▸ **Data to process**:
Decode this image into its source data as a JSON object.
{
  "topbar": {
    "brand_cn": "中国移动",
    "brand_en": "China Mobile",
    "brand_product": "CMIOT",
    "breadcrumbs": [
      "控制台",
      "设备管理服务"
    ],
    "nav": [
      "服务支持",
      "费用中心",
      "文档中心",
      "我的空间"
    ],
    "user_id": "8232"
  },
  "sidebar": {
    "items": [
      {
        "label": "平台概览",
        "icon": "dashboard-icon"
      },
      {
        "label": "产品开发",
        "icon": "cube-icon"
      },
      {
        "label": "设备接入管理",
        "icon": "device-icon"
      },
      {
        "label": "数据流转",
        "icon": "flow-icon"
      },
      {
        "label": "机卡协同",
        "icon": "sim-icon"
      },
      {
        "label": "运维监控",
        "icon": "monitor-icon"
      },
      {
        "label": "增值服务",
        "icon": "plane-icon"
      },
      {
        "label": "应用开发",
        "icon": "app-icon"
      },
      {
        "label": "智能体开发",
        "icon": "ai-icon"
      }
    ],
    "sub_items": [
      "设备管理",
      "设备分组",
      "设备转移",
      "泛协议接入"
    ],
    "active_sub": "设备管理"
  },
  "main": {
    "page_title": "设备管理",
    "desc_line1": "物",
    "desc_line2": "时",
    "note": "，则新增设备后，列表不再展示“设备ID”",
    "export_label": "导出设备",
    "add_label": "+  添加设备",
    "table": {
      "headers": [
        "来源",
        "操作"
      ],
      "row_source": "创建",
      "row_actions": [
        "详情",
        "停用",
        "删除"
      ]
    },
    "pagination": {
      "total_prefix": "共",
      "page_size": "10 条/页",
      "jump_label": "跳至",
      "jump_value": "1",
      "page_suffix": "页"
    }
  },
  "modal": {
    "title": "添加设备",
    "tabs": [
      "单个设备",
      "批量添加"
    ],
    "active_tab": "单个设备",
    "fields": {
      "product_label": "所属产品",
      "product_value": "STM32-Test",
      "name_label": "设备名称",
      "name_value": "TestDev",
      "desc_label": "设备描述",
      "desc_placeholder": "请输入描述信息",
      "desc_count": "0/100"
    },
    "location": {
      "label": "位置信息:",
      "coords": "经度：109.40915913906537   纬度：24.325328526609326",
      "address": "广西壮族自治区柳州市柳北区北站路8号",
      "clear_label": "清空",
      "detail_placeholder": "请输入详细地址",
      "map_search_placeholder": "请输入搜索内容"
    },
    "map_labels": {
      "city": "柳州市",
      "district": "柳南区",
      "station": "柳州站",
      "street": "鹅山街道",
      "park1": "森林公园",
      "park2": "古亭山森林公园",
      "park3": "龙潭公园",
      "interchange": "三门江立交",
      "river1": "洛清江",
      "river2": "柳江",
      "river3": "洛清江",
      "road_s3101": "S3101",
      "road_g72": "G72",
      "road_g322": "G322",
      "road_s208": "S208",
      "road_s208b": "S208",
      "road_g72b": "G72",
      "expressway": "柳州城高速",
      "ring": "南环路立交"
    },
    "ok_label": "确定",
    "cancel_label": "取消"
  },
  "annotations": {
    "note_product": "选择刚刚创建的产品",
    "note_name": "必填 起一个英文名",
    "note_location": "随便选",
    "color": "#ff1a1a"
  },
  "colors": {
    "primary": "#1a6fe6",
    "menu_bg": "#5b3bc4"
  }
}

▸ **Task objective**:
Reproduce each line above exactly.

▸ **Worked solution**:
Decode this image into its source data as a JSON object.
{
  "topbar": {
    "brand_cn": "中国移动",
    "brand_en": "China Mobile",
    "brand_product": "CMIOT",
    "breadcrumbs": [
      "控制台",
      "设备管理服务"
    ],
    "nav": [
      "服务支持",
      "费用中心",
      "文档中心",
      "我的空间"
    ],
    "user_id": "8232"
  },
  "sidebar": {
    "items": [
      {
        "label": "平台概览",
        "icon": "dashboard-icon"
      },
      {
        "label": "产品开发",
        "icon": "cube-icon"
      },
      {
        "label": "设备接入管理",
        "icon": "device-icon"
      },
      {
        "label": "数据流转",
        "icon": "flow-icon"
      },
      {
        "label": "机卡协同",
        "icon": "sim-icon"
      },
      {
        "label": "运维监控",
        "icon": "monitor-icon"
      },
      {
        "label": "增值服务",
        "icon": "plane-icon"
      },
      {
        "label": "应用开发",
        "icon": "app-icon"
      },
      {
        "label": "智能体开发",
        "icon": "ai-icon"
      }
    ],
    "sub_items": [
      "设备管理",
      "设备分组",
      "设备转移",
      "泛协议接入"
    ],
    "active_sub": "设备管理"
  },
  "main": {
    "page_title": "设备管理",
    "desc_line1": "物",
    "desc_line2": "时",
    "note": "，则新增设备后，列表不再展示“设备ID”",
    "export_label": "导出设备",
    "add_label": "+  添加设备",
    "table": {
      "headers": [
        "来源",
        "操作"
      ],
      "row_source": "创建",
      "row_actions": [
        "详情",
        "停用",
        "删除"
      ]
    },
    "pagination": {
      "total_prefix": "共",
      "page_size": "10 条/页",
      "jump_label": "跳至",
      "jump_value": "1",
      "page_suffix": "页"
    }
  },
  "modal": {
    "title": "添加设备",
    "tabs": [
      "单个设备",
      "批量添加"
    ],
    "active_tab": "单个设备",
    "fields": {
      "product_label": "所属产品",
      "product_value": "STM32-Test",
      "name_label": "设备名称",
      "name_value": "TestDev",
      "desc_label": "设备描述",
      "desc_placeholder": "请输入描述信息",
      "desc_count": "0/100"
    },
    "location": {
      "label": "位置信息:",
      "coords": "经度：109.40915913906537   纬度：24.325328526609326",
      "address": "广西壮族自治区柳州市柳北区北站路8号",
      "clear_label": "清空",
      "detail_placeholder": "请输入详细地址",
      "map_search_placeholder": "请输入搜索内容"
    },
    "map_labels": {
      "city": "柳州市",
      "district": "柳南区",
      "station": "柳州站",
      "street": "鹅山街道",
      "park1": "森林公园",
      "park2": "古亭山森林公园",
      "park3": "龙潭公园",
      "interchange": "三门江立交",
      "river1": "洛清江",
      "river2": "柳江",
      "river3": "洛清江",
      "road_s3101": "S3101",
      "road_g72": "G72",
      "road_g322": "G322",
      "road_s208": "S208",
      "road_s208b": "S208",
      "road_g72b": "G72",
      "expressway": "柳州城高速",
      "ring": "南环路立交"
    },
    "ok_label": "确定",
    "cancel_label": "取消"
  },
  "annotations": {
    "note_product": "选择刚刚创建的产品",
    "note_name": "必填 起一个英文名",
    "note_location": "随便选",
    "color": "#ff1a1a"
  },
  "colors": {
    "primary": "#1a6fe6",
    "menu_bg": "#5b3bc4"
  }
}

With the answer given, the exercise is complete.